Inflation could drive up Social Security payments by a record-high level next year due to inflation, with average payments reaching $1,800, according to an analysis by the Senior Citizens League, a nonpartisan group that focuses on issues related to older U.S. citizens.
“A COLA of 8.7 percent is extremely rare and would be the highest ever received by most Social Security beneficiaries alive today. There were only three other times since the start of automatic adjustments that it was higher (1979–1981),” the brief states.
The Social Security COLA is aimed at retaining the buying power of benefits. Without COLA, Social Security payments will not keep up with inflation, with the result that people will only be able to buy less with the benefits they receive. This would create stressful hardship for older Americans.

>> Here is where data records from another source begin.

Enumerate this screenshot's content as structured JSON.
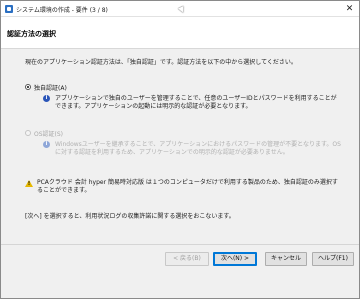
{
  "window": {
    "title": "システム環境の作成 - 要件 (3 / 8)",
    "close_glyph": "✕"
  },
  "header": {
    "title": "認証方法の選択"
  },
  "intro": "現在のアプリケーション認証方法は、「独自認証」です。認証方法を以下の中から選択してください。",
  "options": [
    {
      "label": "独自認証(A)",
      "selected": true,
      "enabled": true,
      "description": "アプリケーションで独自のユーザーを管理することで、任意のユーザーIDとパスワードを利用することができます。アプリケーションの起動には明示的な認証が必要となります。"
    },
    {
      "label": "OS認証(S)",
      "selected": false,
      "enabled": false,
      "description": "Windowsユーザーを継承することで、アプリケーションにおけるパスワードの管理が不要となります。OSに対する認証を利用するため、アプリケーションでの明示的な認証が必要ありません。"
    }
  ],
  "warning": "PCAクラウド 会計 hyper 簡易時対応版 は１つのコンピュータだけで利用する製品のため、独自認証のみ選択することができます。",
  "footer_note": "[次へ] を選択すると、利用状況ログの収集許諾に関する選択をおこないます。",
  "buttons": {
    "back": "< 戻る(B)",
    "next": "次へ(N) >",
    "cancel": "キャンセル",
    "help": "ヘルプ(F1)"
  },
  "icons": {
    "info": "i",
    "warning": "!"
  },
  "colors": {
    "accent": "#0078d7",
    "info": "#2a55b8",
    "warning": "#e6b800"
  }
}
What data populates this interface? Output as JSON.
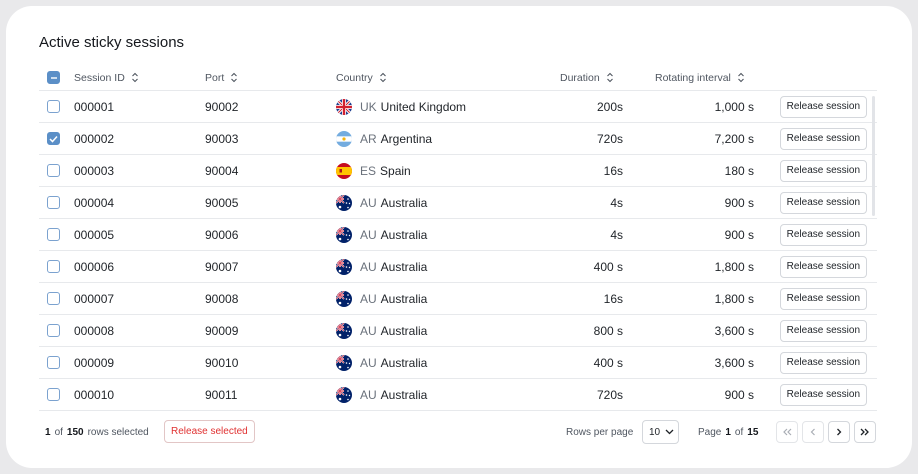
{
  "title": "Active sticky sessions",
  "columns": {
    "session_id": "Session ID",
    "port": "Port",
    "country": "Country",
    "duration": "Duration",
    "rotating_interval": "Rotating interval"
  },
  "rows": [
    {
      "id": "000001",
      "port": "90002",
      "code": "UK",
      "country": "United Kingdom",
      "flag": "uk",
      "duration": "200s",
      "interval": "1,000 s",
      "checked": false,
      "action": "Release session"
    },
    {
      "id": "000002",
      "port": "90003",
      "code": "AR",
      "country": "Argentina",
      "flag": "ar",
      "duration": "720s",
      "interval": "7,200 s",
      "checked": true,
      "action": "Release session"
    },
    {
      "id": "000003",
      "port": "90004",
      "code": "ES",
      "country": "Spain",
      "flag": "es",
      "duration": "16s",
      "interval": "180 s",
      "checked": false,
      "action": "Release session"
    },
    {
      "id": "000004",
      "port": "90005",
      "code": "AU",
      "country": "Australia",
      "flag": "au",
      "duration": "4s",
      "interval": "900 s",
      "checked": false,
      "action": "Release session"
    },
    {
      "id": "000005",
      "port": "90006",
      "code": "AU",
      "country": "Australia",
      "flag": "au",
      "duration": "4s",
      "interval": "900 s",
      "checked": false,
      "action": "Release session"
    },
    {
      "id": "000006",
      "port": "90007",
      "code": "AU",
      "country": "Australia",
      "flag": "au",
      "duration": "400 s",
      "interval": "1,800 s",
      "checked": false,
      "action": "Release session"
    },
    {
      "id": "000007",
      "port": "90008",
      "code": "AU",
      "country": "Australia",
      "flag": "au",
      "duration": "16s",
      "interval": "1,800 s",
      "checked": false,
      "action": "Release session"
    },
    {
      "id": "000008",
      "port": "90009",
      "code": "AU",
      "country": "Australia",
      "flag": "au",
      "duration": "800 s",
      "interval": "3,600 s",
      "checked": false,
      "action": "Release session"
    },
    {
      "id": "000009",
      "port": "90010",
      "code": "AU",
      "country": "Australia",
      "flag": "au",
      "duration": "400 s",
      "interval": "3,600 s",
      "checked": false,
      "action": "Release session"
    },
    {
      "id": "000010",
      "port": "90011",
      "code": "AU",
      "country": "Australia",
      "flag": "au",
      "duration": "720s",
      "interval": "900 s",
      "checked": false,
      "action": "Release session"
    }
  ],
  "footer": {
    "selected_count": "1",
    "of_label": "of",
    "total": "150",
    "rows_selected_label": "rows selected",
    "release_selected": "Release selected",
    "rows_per_page_label": "Rows per page",
    "rows_per_page_value": "10",
    "page_label": "Page",
    "page_current": "1",
    "page_of_label": "of",
    "page_total": "15"
  },
  "colors": {
    "accent": "#5b8fc7",
    "danger": "#e03131"
  },
  "icons": [
    "sort-icon",
    "chevron-down-icon",
    "first-page-icon",
    "prev-page-icon",
    "next-page-icon",
    "last-page-icon"
  ]
}
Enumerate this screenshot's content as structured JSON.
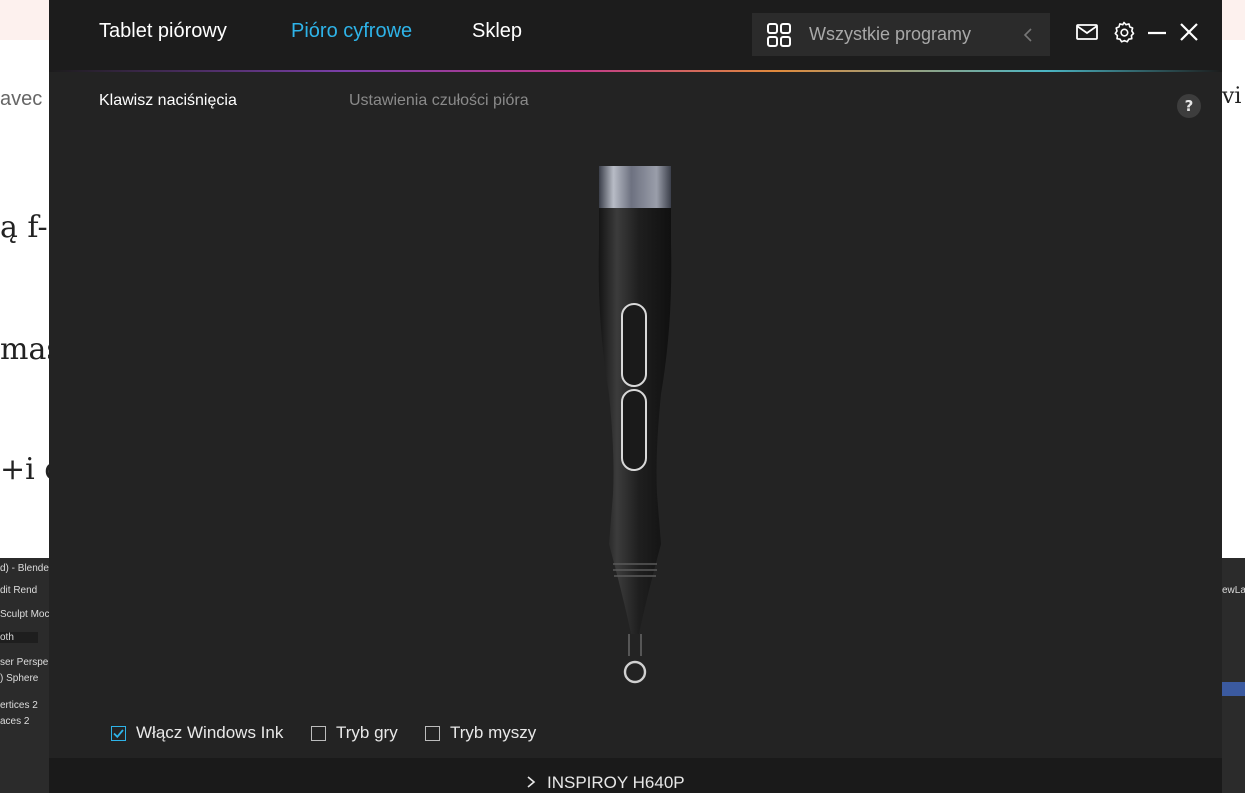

COLA increases are permanent and will keep increasing the Social Security income people receive during their retirement period.
The Senior Citizens League expects the Social Security Administration to announce next year’s COLA on Oct. 13, 2022, once the September Consumer Price Index (CPI) data, a measure of inflation, is released.
Enduring Financial HardshipsIn a Sept. 14 brief, Mary Johnson, Social Security and Medicare policy analyst at the Senior Citizens League, pointed out that Social Security payment receivers have “fallen behind financially” due to inflation.
“The buying power of Social Security benefits has occasionally improved in the past, but that may not be enough when retirees have spent down their savings to stay afloat in years when inflation was going up. The lifeboat is leaking and taking on water, leaving older Americans at risk of financial drowning,” she said.
A survey by the Senior Citizens League conducted in February 2022 among senior citizens found that 50 percent of respondents had spent their emergency savings due to inflation and 14 percent applied for rental assistance.
In addition, 44 percent carried on a consumer credit card debt for over 90 days and 48 percent visited a food pantry or applied for food stamps, which is more than double the 22 percent reported in October 2021.
According to the Senior Citizens League, roughly 14 percent of participants in a survey said that their low-income assistance fell in 2022 due to higher Social Security benefits.